Work instruction: Retype the listing exactly, so that the copy matches it line for line.
(Input data)
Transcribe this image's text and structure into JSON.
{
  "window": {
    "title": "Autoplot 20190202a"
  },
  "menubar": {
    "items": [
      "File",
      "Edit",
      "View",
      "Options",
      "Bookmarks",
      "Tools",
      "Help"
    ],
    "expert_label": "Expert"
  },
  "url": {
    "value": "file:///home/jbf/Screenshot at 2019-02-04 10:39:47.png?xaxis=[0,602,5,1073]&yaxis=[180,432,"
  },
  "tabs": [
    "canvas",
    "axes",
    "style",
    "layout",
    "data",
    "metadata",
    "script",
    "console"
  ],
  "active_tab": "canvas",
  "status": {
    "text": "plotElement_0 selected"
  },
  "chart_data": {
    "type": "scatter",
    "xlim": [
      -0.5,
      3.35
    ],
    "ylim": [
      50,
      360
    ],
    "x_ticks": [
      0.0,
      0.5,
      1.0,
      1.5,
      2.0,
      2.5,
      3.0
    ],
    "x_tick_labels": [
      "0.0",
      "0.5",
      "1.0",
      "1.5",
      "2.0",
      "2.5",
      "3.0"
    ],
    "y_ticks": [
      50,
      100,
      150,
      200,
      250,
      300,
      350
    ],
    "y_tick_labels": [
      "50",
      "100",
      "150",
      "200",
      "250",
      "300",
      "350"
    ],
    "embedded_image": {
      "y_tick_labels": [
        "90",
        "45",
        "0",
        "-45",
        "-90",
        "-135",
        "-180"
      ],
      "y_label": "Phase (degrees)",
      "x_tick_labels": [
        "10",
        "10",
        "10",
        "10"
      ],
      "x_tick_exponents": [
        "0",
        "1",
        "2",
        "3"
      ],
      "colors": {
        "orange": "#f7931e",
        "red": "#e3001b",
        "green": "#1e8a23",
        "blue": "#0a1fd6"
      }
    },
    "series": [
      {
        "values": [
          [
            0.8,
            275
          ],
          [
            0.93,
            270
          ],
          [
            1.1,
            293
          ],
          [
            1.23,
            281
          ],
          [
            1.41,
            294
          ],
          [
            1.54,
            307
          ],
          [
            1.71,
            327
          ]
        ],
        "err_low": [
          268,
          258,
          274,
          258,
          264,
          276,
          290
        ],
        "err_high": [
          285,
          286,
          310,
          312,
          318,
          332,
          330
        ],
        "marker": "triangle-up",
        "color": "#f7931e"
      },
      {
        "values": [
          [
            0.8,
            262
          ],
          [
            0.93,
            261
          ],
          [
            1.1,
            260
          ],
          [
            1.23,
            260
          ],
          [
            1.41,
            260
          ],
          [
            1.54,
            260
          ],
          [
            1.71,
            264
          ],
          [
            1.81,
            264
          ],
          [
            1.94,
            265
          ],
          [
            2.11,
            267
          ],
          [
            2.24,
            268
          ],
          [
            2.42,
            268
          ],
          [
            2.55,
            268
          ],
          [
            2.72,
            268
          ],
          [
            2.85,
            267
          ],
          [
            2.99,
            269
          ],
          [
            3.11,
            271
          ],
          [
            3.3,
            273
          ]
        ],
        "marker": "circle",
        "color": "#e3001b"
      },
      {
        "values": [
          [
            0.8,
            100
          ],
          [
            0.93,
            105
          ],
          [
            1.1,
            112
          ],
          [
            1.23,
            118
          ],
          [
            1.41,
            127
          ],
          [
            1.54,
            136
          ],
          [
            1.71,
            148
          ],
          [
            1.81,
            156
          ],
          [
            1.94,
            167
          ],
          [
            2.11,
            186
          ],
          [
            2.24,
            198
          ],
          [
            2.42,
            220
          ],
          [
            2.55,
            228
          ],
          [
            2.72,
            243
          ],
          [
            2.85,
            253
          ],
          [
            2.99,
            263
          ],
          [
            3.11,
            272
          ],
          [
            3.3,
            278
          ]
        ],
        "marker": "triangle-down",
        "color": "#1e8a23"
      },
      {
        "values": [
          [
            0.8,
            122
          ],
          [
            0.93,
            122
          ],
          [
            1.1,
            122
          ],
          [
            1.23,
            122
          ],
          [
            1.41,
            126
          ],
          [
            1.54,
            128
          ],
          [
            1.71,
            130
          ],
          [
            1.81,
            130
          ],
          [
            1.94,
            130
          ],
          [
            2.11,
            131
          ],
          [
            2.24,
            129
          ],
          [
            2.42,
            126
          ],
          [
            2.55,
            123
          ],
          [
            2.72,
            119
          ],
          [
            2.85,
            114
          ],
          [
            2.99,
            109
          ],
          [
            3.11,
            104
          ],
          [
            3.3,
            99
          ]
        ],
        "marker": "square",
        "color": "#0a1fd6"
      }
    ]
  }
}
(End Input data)
Solution:
Transcribe this image's text and structure into JSON.
{
  "window": {
    "title": "Autoplot 20190202a"
  },
  "menubar": {
    "items": [
      "File",
      "Edit",
      "View",
      "Options",
      "Bookmarks",
      "Tools",
      "Help"
    ],
    "expert_label": "Expert"
  },
  "url": {
    "value": "file:///home/jbf/Screenshot at 2019-02-04 10:39:47.png?xaxis=[0,602,5,1073]&yaxis=[180,432,"
  },
  "tabs": [
    "canvas",
    "axes",
    "style",
    "layout",
    "data",
    "metadata",
    "script",
    "console"
  ],
  "active_tab": "canvas",
  "status": {
    "text": "plotElement_0 selected"
  },
  "chart_data": {
    "type": "scatter",
    "xlim": [
      -0.5,
      3.35
    ],
    "ylim": [
      50,
      360
    ],
    "x_ticks": [
      0.0,
      0.5,
      1.0,
      1.5,
      2.0,
      2.5,
      3.0
    ],
    "x_tick_labels": [
      "0.0",
      "0.5",
      "1.0",
      "1.5",
      "2.0",
      "2.5",
      "3.0"
    ],
    "y_ticks": [
      50,
      100,
      150,
      200,
      250,
      300,
      350
    ],
    "y_tick_labels": [
      "50",
      "100",
      "150",
      "200",
      "250",
      "300",
      "350"
    ],
    "embedded_image": {
      "y_tick_labels": [
        "90",
        "45",
        "0",
        "-45",
        "-90",
        "-135",
        "-180"
      ],
      "y_label": "Phase (degrees)",
      "x_tick_labels": [
        "10",
        "10",
        "10",
        "10"
      ],
      "x_tick_exponents": [
        "0",
        "1",
        "2",
        "3"
      ],
      "colors": {
        "orange": "#f7931e",
        "red": "#e3001b",
        "green": "#1e8a23",
        "blue": "#0a1fd6"
      }
    },
    "series": [
      {
        "values": [
          [
            0.8,
            275
          ],
          [
            0.93,
            270
          ],
          [
            1.1,
            293
          ],
          [
            1.23,
            281
          ],
          [
            1.41,
            294
          ],
          [
            1.54,
            307
          ],
          [
            1.71,
            327
          ]
        ],
        "err_low": [
          268,
          258,
          274,
          258,
          264,
          276,
          290
        ],
        "err_high": [
          285,
          286,
          310,
          312,
          318,
          332,
          330
        ],
        "marker": "triangle-up",
        "color": "#f7931e"
      },
      {
        "values": [
          [
            0.8,
            262
          ],
          [
            0.93,
            261
          ],
          [
            1.1,
            260
          ],
          [
            1.23,
            260
          ],
          [
            1.41,
            260
          ],
          [
            1.54,
            260
          ],
          [
            1.71,
            264
          ],
          [
            1.81,
            264
          ],
          [
            1.94,
            265
          ],
          [
            2.11,
            267
          ],
          [
            2.24,
            268
          ],
          [
            2.42,
            268
          ],
          [
            2.55,
            268
          ],
          [
            2.72,
            268
          ],
          [
            2.85,
            267
          ],
          [
            2.99,
            269
          ],
          [
            3.11,
            271
          ],
          [
            3.3,
            273
          ]
        ],
        "marker": "circle",
        "color": "#e3001b"
      },
      {
        "values": [
          [
            0.8,
            100
          ],
          [
            0.93,
            105
          ],
          [
            1.1,
            112
          ],
          [
            1.23,
            118
          ],
          [
            1.41,
            127
          ],
          [
            1.54,
            136
          ],
          [
            1.71,
            148
          ],
          [
            1.81,
            156
          ],
          [
            1.94,
            167
          ],
          [
            2.11,
            186
          ],
          [
            2.24,
            198
          ],
          [
            2.42,
            220
          ],
          [
            2.55,
            228
          ],
          [
            2.72,
            243
          ],
          [
            2.85,
            253
          ],
          [
            2.99,
            263
          ],
          [
            3.11,
            272
          ],
          [
            3.3,
            278
          ]
        ],
        "marker": "triangle-down",
        "color": "#1e8a23"
      },
      {
        "values": [
          [
            0.8,
            122
          ],
          [
            0.93,
            122
          ],
          [
            1.1,
            122
          ],
          [
            1.23,
            122
          ],
          [
            1.41,
            126
          ],
          [
            1.54,
            128
          ],
          [
            1.71,
            130
          ],
          [
            1.81,
            130
          ],
          [
            1.94,
            130
          ],
          [
            2.11,
            131
          ],
          [
            2.24,
            129
          ],
          [
            2.42,
            126
          ],
          [
            2.55,
            123
          ],
          [
            2.72,
            119
          ],
          [
            2.85,
            114
          ],
          [
            2.99,
            109
          ],
          [
            3.11,
            104
          ],
          [
            3.3,
            99
          ]
        ],
        "marker": "square",
        "color": "#0a1fd6"
      }
    ]
  }
}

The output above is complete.